Another glaring pattern we see is a contempt for traditionally performed or stereotypical femininity - especially anything regarded as “girly”. Your strong female character will not use moisturizers or scented soaps, she washes with wire brushes! She’s a strong woman after all! Hair products? Not for a strong woman! She smears mud through her hair, probably with gun oil and engine grease because she’s this strong and tough! And if she’s dressing up for an evening, she will wear a hessian sack with a hole in it for the head - she’s a strong woman and strong women don’t have a clue about silly things like clothes!

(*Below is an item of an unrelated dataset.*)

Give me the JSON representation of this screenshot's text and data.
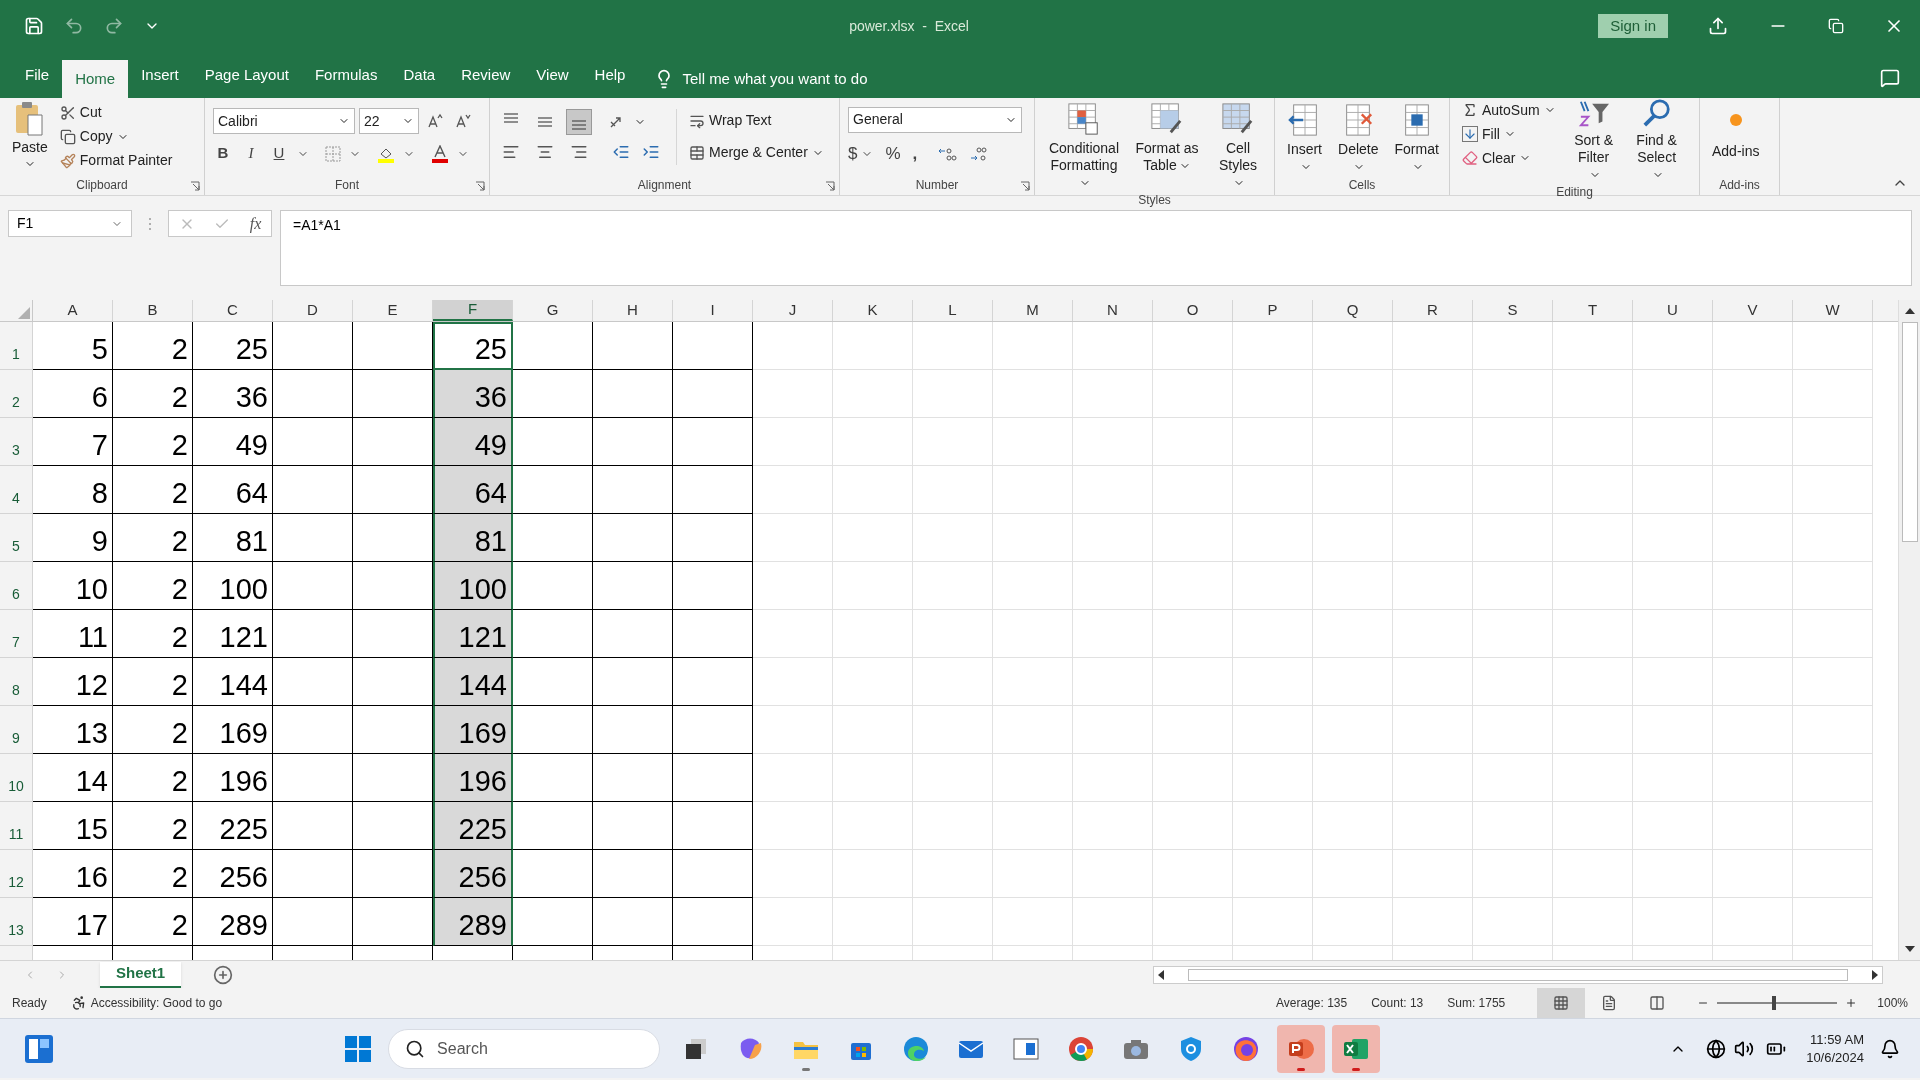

It’s not so much the fact these women aren’t interested in these things - naturally there are many ways of being a woman and these interests are far from requirements. But there will usually be a point of emphasising just how alien these pursuits are to her, how completely strange they are and even include an element of derision for them. We’ve also reached a point where the Strong Female Character being taught how to dress by a man is becoming a trope (subtext - behold how not girly she is, even men know better)

We’ve seen this with Audrey in Haven, who chose clothes that should have had her arrested for assaulting everyone who saw them - until she was instructed by the Teagues. Rachel in The Hollows was taken in hand by Kisten before she showed up at a swanky casino grossly under-dressed. Gin Blanco in the Elemental Assassins series has to have her brother take her dress shopping since she’s so clueless - and follows it up by being completely indifferent that someone at the same party as her is wearing an identical exclusive, super-expensive dress (her brother is outraged on her behalf); Joanne Walker in the Walker Papers needs to be rescued by a friend when going on a date, so disinterested in clothes is she. Mercy Thompson and Jane Yellowrock join the ranks of the female protagonists who can’t be trusted to dress themselves. And Anita Blake has to be dragged to a clothing store almost at gun point and repeatedly tells us how she only smears goop through her hair and eschews all make up. Repeatedly. Over and over. And yet again.

Of course, all of these women are effortlessly beautiful and amazingly gorgeous despite their disdain for such silly girlishness (despite only using hair goop, Anita’s hair is so perfect she’s actually harassed on the street by a complete stranger demanding to know which salon she uses). They can achieve the pinnacles of beauty and constantly show up all other women in the room without a second’s thought, preparation or attention.

Again, it’s perfectly understandable that there are women who do not care for fashion, make up etc etc; but we see it above and beyond - there’s a derision for such interest, almost a contempt for the “girliness” and a desperate need to hammer home that this protagonist is not like those other, silly, women.

Ultimately we can’t escape the conclusion that these aren’t so much strong characters who happen to be female, so much as they are strong characters DESPITE being female. They are exceptional women, special women, women who have managed to transcend their femininity. They are women who are “one of the guys” (a very telling phrase that is so often repeated in these books), who have overcome femininity in order to become strong. If you are strong despite being a woman, this is not a positive representation of womanhood. It makes it all the more horrendous that these books are overwhelmingly written by women.  Sometimes it isn’t patriarchy directly holding us back but things we internalise and then naturalise.